Oprah revisited the ultimate mommy question on her show yesterday. “My Baby or My Job: Why Elizabeth Vargas Stepped Down.” I don’t think I’ve blogged about this here before (though I’ll look through my archives and check), so I want to do so now. I’ll give you a rundown of the show – especially a few of the comments that really struck a chord with me – and then share my thoughts on the subject.
I came into the show late – about the last half hour. Apparently in the first part of the show, Oprah interviewed Elizabeth Vargas about her choice to stay home with her newborn baby instead of staying in her high-profile job as anchor of ABC’s World News Tonight.
The part I saw dealt with the members of a discussion panel – if you visit the link above, it starts on screen “6 of 13.” I don’t have a transcript of the show, so I’ll just do my best from the notes I scribbled as I watched and the recap provided on the Oprah Show website.
First of all, my biases. My son was born in February of 2006, and I returned to work for nine weeks in March-May of 2006. I have been a stay-at-home mom for the fifteen months since then. Now then, on to the show.
Barbara, a working mother of three, said that
“If you don’t have something that is your own, then your kids become everything. And you need to make that separation about what you’re doing for your kids and what you’re doing for yourself.”
I can see her point, to a certain extent. It’s not healthy to sublimate your every thought, emotion, and need within the roles of housewife and mother. As an adult woman, you need to have time and space for yourself – time to affirm your intellect, to nourish your spirituality, to nurture your emotional self. However, I disagree that the only way to maintain your sense of self is to pursue employment outside the home.
Women who stay home make a powerful choice to do something “for their kids” and they often make sacrifices which make their choice possible. They also make the choice to find necessary “separation” in other avenues. You can enjoy adult conversation at church – a great, stimulating debate at a book group – a peaceful meditation during naptime – a “break” from the day to day doldrums at the spa – a creative outlet in a hobby, a class, or a blog (:-). For women who stay-at-home because they BELIEVE they are making the best choice for their children, Barbara’s comment rings empty and hollow – it’s a false argument in favor of working.
She went on to say that it’s

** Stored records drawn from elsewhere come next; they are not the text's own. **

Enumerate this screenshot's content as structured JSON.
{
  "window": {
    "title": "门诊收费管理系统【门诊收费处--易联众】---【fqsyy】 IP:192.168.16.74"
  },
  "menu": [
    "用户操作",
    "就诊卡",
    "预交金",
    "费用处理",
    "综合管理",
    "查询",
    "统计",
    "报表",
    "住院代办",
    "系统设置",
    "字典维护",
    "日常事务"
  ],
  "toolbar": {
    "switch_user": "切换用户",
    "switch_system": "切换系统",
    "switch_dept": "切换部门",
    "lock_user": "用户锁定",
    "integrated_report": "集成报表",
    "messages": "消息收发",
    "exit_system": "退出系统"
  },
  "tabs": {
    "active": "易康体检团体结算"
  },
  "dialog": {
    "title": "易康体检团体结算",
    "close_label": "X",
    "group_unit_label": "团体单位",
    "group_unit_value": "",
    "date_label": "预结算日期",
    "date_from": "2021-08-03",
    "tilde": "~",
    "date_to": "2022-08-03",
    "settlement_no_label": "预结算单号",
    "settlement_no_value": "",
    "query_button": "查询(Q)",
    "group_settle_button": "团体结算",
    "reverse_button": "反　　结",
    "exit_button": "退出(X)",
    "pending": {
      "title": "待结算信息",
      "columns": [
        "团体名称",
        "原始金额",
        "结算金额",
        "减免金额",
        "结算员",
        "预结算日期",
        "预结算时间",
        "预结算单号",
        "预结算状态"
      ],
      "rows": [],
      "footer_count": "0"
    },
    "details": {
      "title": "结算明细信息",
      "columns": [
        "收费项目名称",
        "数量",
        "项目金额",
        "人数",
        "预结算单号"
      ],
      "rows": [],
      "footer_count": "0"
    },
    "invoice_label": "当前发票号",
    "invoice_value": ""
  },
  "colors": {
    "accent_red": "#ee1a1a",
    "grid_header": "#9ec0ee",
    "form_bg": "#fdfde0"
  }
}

“more important… that you’re around when your kids are teenagers. You know, anybody can read your kid a book or cuddle your kid.”
One stay-at-home mom took exception to her remarks.
“I think that sometimes using phrases like that minimizes what being a stay-at-home